PHOENIX -- The weather was gorgeous -- per usual -- and there was no shortage of news from the first full day of meetings at the Arizona Biltmore.
Here are five things to know from a truly landmark day in the league's history.
- The Oakland Raiders became the third team in 14 months to announce their plans to relocate, as they'll become the first team in league history to call Las Vegas their home.
The league's owners voted in favor of the move, 31-1, just before lunch Monday. It needed just 24 to pass.
"My father used to say that the greatness of the Raiders is in its future, and the opportunity to build a world-class stadium in the entertainment capital of the world is one opportunity that will give us the ability to achieve that greatness," said Raiders owner Mark Davis.
It just won't be an immediate move. A stadium in Las Vegas won't be ready until 2020, and the Raiders are committed to playing in Oakland in 2017 and 2018. The team does not have a confirmed site for 2019.
That means the Browns could play in one of the final games in Oakland when they travel to play the Raiders in 2018. When it comes to Las Vegas, the latest possible date for the Browns' first trip to the Raiders' new home would be 2024. If the teams finish in the same spot within their respective division in 2022, they would be set to meet in Las Vegas in 2023.
- Browns owners Dee and Jimmy Haslam cast one of the 31 "yes" votes for the Raiders' move. Jimmy Haslam explained why during a session with local reporters later in the day.

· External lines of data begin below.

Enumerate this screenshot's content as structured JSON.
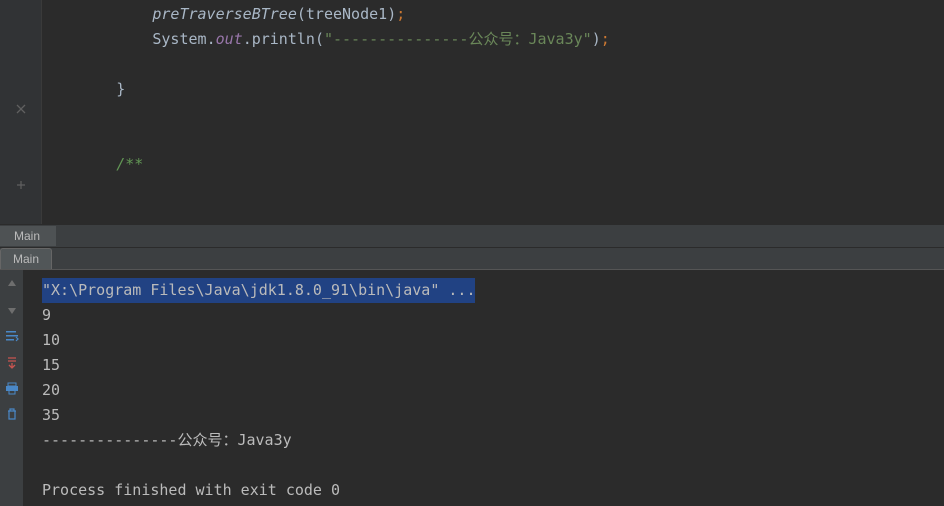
{
  "code": {
    "line1_indent": "            ",
    "line1_call": "preTraverseBTree",
    "line1_arg": "treeNode1",
    "line2_indent": "            ",
    "line2_sys": "System",
    "line2_out": "out",
    "line2_println": "println",
    "line2_str": "\"---------------公众号：Java3y\"",
    "line4_indent": "        ",
    "line4_brace": "}",
    "line7_indent": "        ",
    "line7_comment": "/**"
  },
  "tabs": {
    "outer": "Main",
    "inner": "Main"
  },
  "console": {
    "cmd": "\"X:\\Program Files\\Java\\jdk1.8.0_91\\bin\\java\" ...",
    "out1": "9",
    "out2": "10",
    "out3": "15",
    "out4": "20",
    "out5": "35",
    "out6": "---------------公众号：Java3y",
    "out7": "",
    "out8": "Process finished with exit code 0"
  },
  "icons": {
    "up": "up-arrow",
    "down": "down-arrow",
    "wrap": "soft-wrap",
    "scroll": "scroll-to-end",
    "print": "print",
    "clear": "clear-all"
  }
}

"First of all the league and I think all the owners take relocation extremely seriously," Haslam said. "I think the league and Mark Davis and the Raiders did everything they could to try to work something out in Oakland, and it just didn't happen. At the same time, I think the league is sensitive and the Raiders are sensitive to the disappointment of their great fan base there in Oakland. At the same time I think we're all very excited about the potential of having a new stadium and being able to play in Las Vegas. I think the league worked very hard to work that out."
- Haslam said he's reminded everyday why the Browns have some of the most loyal fans in the NFL, and it doesn't matter where he is.
The Browns owner relayed a story about a recent trip to one of his Pilot Flying J travel centers in St. Mary's, Georgia, where he spotted a fan wearing a Fernandina Beach (Florida) Browns Backers T-shirt.
It's why the Haslams weren't surprised to see the team being "on track" with season ticket sales heading into the 2017 season.
"We're really grateful to our fans," Dee Haslam said. "That's one thing about Cleveland fans is they stick by their team. We admire that loyalty and greatly appreciate it. We're humbled by it. We have fans that, they see the hope and the light and we're going to keep fighting hard for them. We need them to come to the games. The players and the coaches, they need fans. It adds life to the whole game. So it's really important."
- In January, Jimmy Haslam divided the offseason into three key areas, and arguably the most important aspect of that grouping is just one month away.
With the bulk of free agency and re-signing of players in the rearview mirror, Dee Haslam said their hope in the organization making the most of its prominent picks stems from the strong chemistry between the key figures in the front office and coaching staff.
"We're working really well together, so I think that really does give us a lot of hope. I mean, you see how well our organization is working together. It does give us a lot of comfort. We're really excited. I mean really, really excited," she said. "You would never know in our building that [we had] the season we had last year. It's pretty amazing.
"We're real excited and very confident that it's going to be a good draft, and we have a lot of draft picks the next two years, so it makes a big difference. We should be excited, right?"
- As he reflected on the 2016 draft class, Jimmy Haslam expressed confidence in first-round wide receiver Corey Coleman, who missed a six-game chunk of his rookie season with a broken hand.
Coleman finished the season with 33 receptions for 413 yards and three touchdowns. Two of those scores and 104 yards came in his dazzling FirstEnergy Stadium debut Week 2 against the Ravens. Three days later, Coleman injured his hand during a routine drill in practice.
"If he stays healthy, he catches 40 to 50," Haslam said. "There were two other receivers drafted in the first round. One didn't play at all because he was hurt (Washington's Josh Doctson), and one didn't play hardly at all for other reasons (Minnesota's Laquon Treadwell). There were two guys picked in the second round who did pretty well but very few wide receivers come in and tear it up their first year. So we have high hopes for Corey, think he'll be a really good player."